Posted inArchaeology

Roman Settlement of Karanis Found to have Survived in Egypt Until the Arab Conquest in the 7th Century AD

A new study sheds light on the history of Karanis, an ancient Greco-Roman agricultural settlement in the Fayum oasis in Egypt. The results of the research suggest that this place may have been inhabited until the mid-7th century AD, challenging the previous belief that the site was abandoned in the mid-5th century. This finding suggests […]

Posted inClassical Archaeology

Three Roman-Era Lead Ingots Found at a Site in Southern Spain that May Have Housed a Mine, Smelting Facility, and Processing Area

Three lead ingots, about 45 centimeters long and weighing approximately between 24 and 32 kilograms, were discovered years ago during the construction of the Maghreb-Europe gas pipeline at the Los Escoriales de Doña Rama site, located in Belmez, Córdoba (Spain). They are kept at the Belmez Museum and in private homes. These ingots, which are […]

Posted inClassical Archaeology

First Ever Solid Fragment of Tyrian Purple, the Expensive Pigment Associated with Roman Emperors, Found

A significant archaeological discovery was made during the 2023 excavation at the site of an ancient Roman bathhouse in Carlisle, England. The dig, conducted by the Wardell Armstrong company, unearthed a small, mysterious piece of purple-colored substance, which later was identified as a fragment of Tyrian purple—the highly prized pigment once associated with Roman emperors. […]

Posted inClassical Archaeology

“Triclinia” for Family Banquets and Libation Conduits Found in the Great Roman Necropolis of Narbo Martius with 1,430 Tombs

The archaeological excavation in the La Robine necropolis, near the ancient city of Narbo Martius (now Narbonne, France), has shed light on funerary and ritual practices of the early Roman Empire.
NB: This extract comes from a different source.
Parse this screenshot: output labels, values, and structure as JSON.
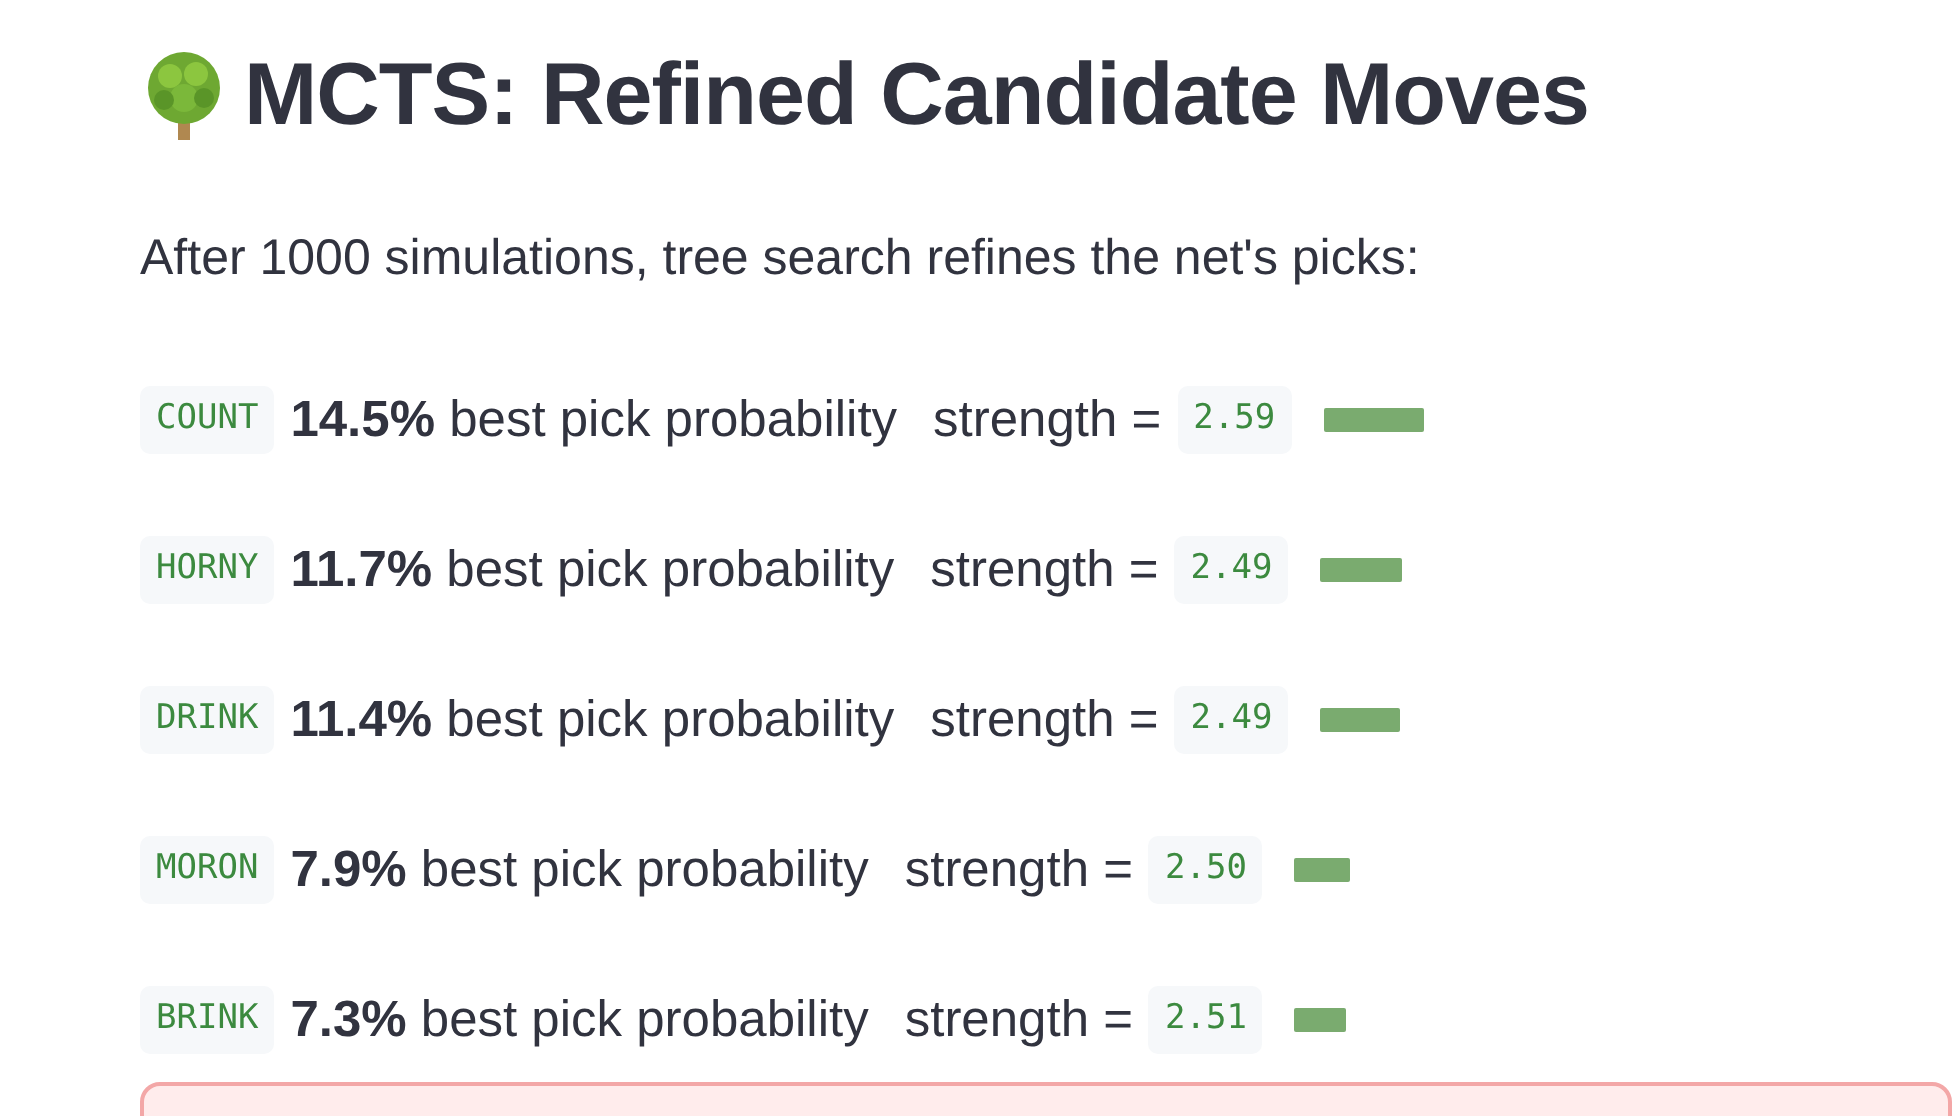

The necropolis, located about 700 meters east of the ancient city, was discovered in a remarkable state of preservation, hidden under almost three meters […]

Posted inClassical Archaeology
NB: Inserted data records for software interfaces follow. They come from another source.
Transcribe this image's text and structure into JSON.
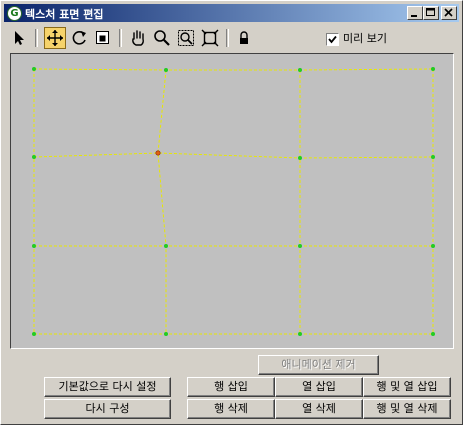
{
  "window": {
    "title": "텍스처 표면 편집",
    "app_icon_letter": "G",
    "controls": [
      "minimize-icon",
      "maximize-icon",
      "close-icon"
    ]
  },
  "toolbar": {
    "tools": [
      {
        "name": "select-arrow-icon",
        "active": false
      },
      {
        "name": "move-icon",
        "active": true
      },
      {
        "name": "rotate-icon",
        "active": false
      },
      {
        "name": "scale-icon",
        "active": false
      },
      {
        "name": "pan-hand-icon",
        "active": false
      },
      {
        "name": "zoom-icon",
        "active": false
      },
      {
        "name": "zoom-region-icon",
        "active": false
      },
      {
        "name": "zoom-extents-icon",
        "active": false
      },
      {
        "name": "lock-icon",
        "active": false
      }
    ],
    "preview_label": "미리 보기",
    "preview_checked": true
  },
  "canvas": {
    "grid_color": "#e8e800",
    "vertex_color": "#22cc22",
    "selected_vertex_color": "#e06010",
    "background": "#c0c0c0"
  },
  "buttons": {
    "remove_animation": "애니메이션 제거",
    "reset_default": "기본값으로 다시 설정",
    "reconfigure": "다시 구성",
    "insert_row": "행 삽입",
    "insert_column": "열 삽입",
    "insert_row_column": "행 및 열 삽입",
    "delete_row": "행 삭제",
    "delete_column": "열 삭제",
    "delete_row_column": "행 및 열 삭제"
  }
}
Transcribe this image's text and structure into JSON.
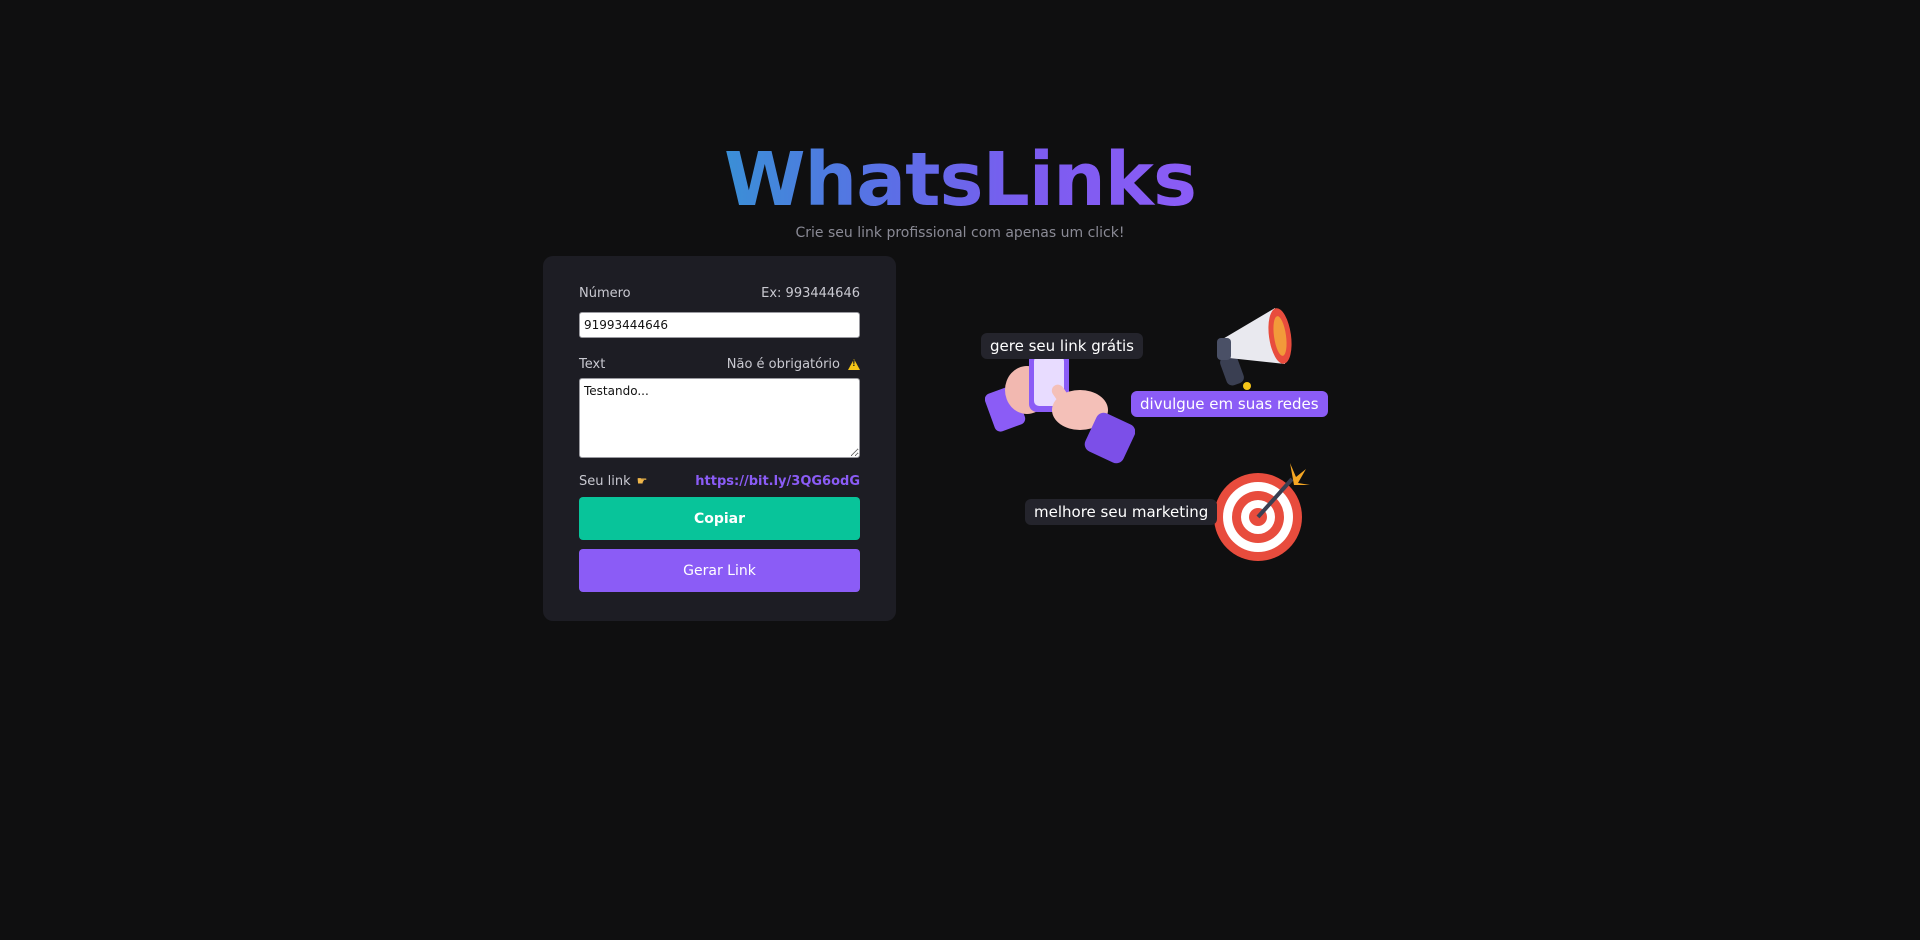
{
  "header": {
    "title": "WhatsLinks",
    "subtitle": "Crie seu link profissional com apenas um click!"
  },
  "form": {
    "numero_label": "Número",
    "numero_example": "Ex: 993444646",
    "numero_value": "91993444646",
    "text_label": "Text",
    "text_hint": "Não é obrigatório",
    "text_value": "Testando...",
    "link_label": "Seu link",
    "link_value": "https://bit.ly/3QG6odG",
    "copy_button": "Copiar",
    "generate_button": "Gerar Link"
  },
  "illustration": {
    "tag_1": "gere seu link grátis",
    "tag_2": "divulgue em suas redes",
    "tag_3": "melhore seu marketing"
  },
  "colors": {
    "background": "#0f0f10",
    "card": "#1d1d24",
    "accent_purple": "#8b5cf6",
    "accent_green": "#08c49a",
    "warning": "#f5c518"
  }
}
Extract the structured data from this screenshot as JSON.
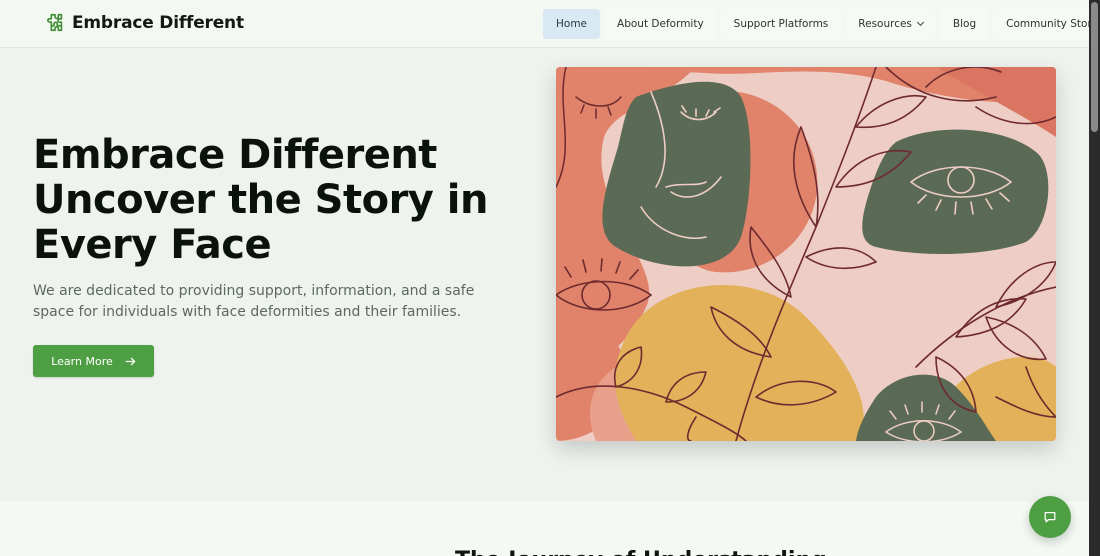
{
  "brand": {
    "name": "Embrace Different",
    "icon": "puzzle-piece-icon"
  },
  "nav": {
    "items": [
      {
        "label": "Home",
        "active": true
      },
      {
        "label": "About Deformity",
        "active": false
      },
      {
        "label": "Support Platforms",
        "active": false
      },
      {
        "label": "Resources",
        "active": false,
        "has_dropdown": true
      },
      {
        "label": "Blog",
        "active": false
      },
      {
        "label": "Community Stories",
        "active": false
      }
    ]
  },
  "hero": {
    "title_lines": [
      "Embrace Different",
      "Uncover the Story in",
      "Every Face"
    ],
    "subtitle": "We are dedicated to providing support, information, and a safe space for individuals with face deformities and their families.",
    "cta_label": "Learn More",
    "cta_icon": "arrow-right-icon",
    "image_alt": "abstract-faces-illustration"
  },
  "next_section": {
    "heading": "The Journey of Understanding"
  },
  "chat": {
    "icon": "chat-bubble-icon"
  },
  "colors": {
    "accent": "#4e9f43",
    "nav_active_bg": "#d9e9f3",
    "page_bg": "#eff3ee",
    "art_pink": "#eecdc4",
    "art_terracotta": "#e0836a",
    "art_green": "#5a6a55",
    "art_mustard": "#e2b15a",
    "art_line": "#6e2a2f"
  }
}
A 5th-Century Roman Shipwreck off the Coast of Mallorca Came from Cartagena and Carried “Liquaminis Flos”, a Fish Sauce

Recently, a team of archaeologists and researchers studied the remains of a late Roman shipwreck off the coast of Mallorca, one of the Balearic Islands in Spain. The Ses Fontanelles shipwreck, discovered by chance in 2019 near one of the island’s busiest tourist beaches, has proven to be an exceptional find due to the excellent […]
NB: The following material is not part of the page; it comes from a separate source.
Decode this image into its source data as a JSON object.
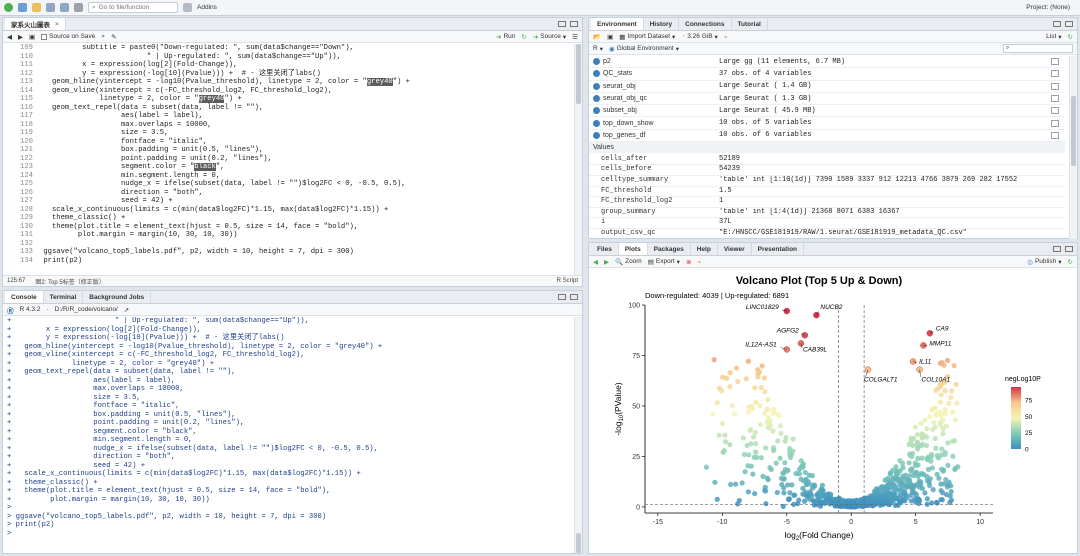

Posted inAncient Rome

A Guided Tour of the Largest Handcrafted Model of Imperial Rome [Video]

“Il Plastico” is a model of ancient Rome created by Italian archaeologist and architect Italo Gismondi between 1933 and 1937, updated with archaeological discoveries until the early 1970s (it’s still being updated regularly today). The model represents the city of Rome in the 4th century during the reign of Emperor Constantine and is the flagship […]

Posted inClassical Archaeology

The sculpture of a snake-bodied deity, a hybrid from Roman-Germanic mythology, found at the Roman fort of Stuttgart

Excavations have been ongoing since the beginning of the year at the Roman fort of Altenburger Steige in Bad Cannstatt, the oldest area in the city of Stuttgart, under the supervision of experts from the State Office for Monument Preservation (LAD) of the Stuttgart Regional Council. The archaeologists are investigating the expansion works of the […]

Posted inArchaeology

Giddan/Eddana, The Forgotten Twin City of Dura-Europos

The ancient city of Dura-Europos in modern-day Syria is well known for its exceptional state of preservation. Often compared to Pompeii, this ancient settlement provides a remarkable window into the Hellenistic, Parthian, and Roman periods. However, while Dura-Europos has garnered significant attention, there’s another ancient city, just a few kilometers downstream on the Euphrates River, […]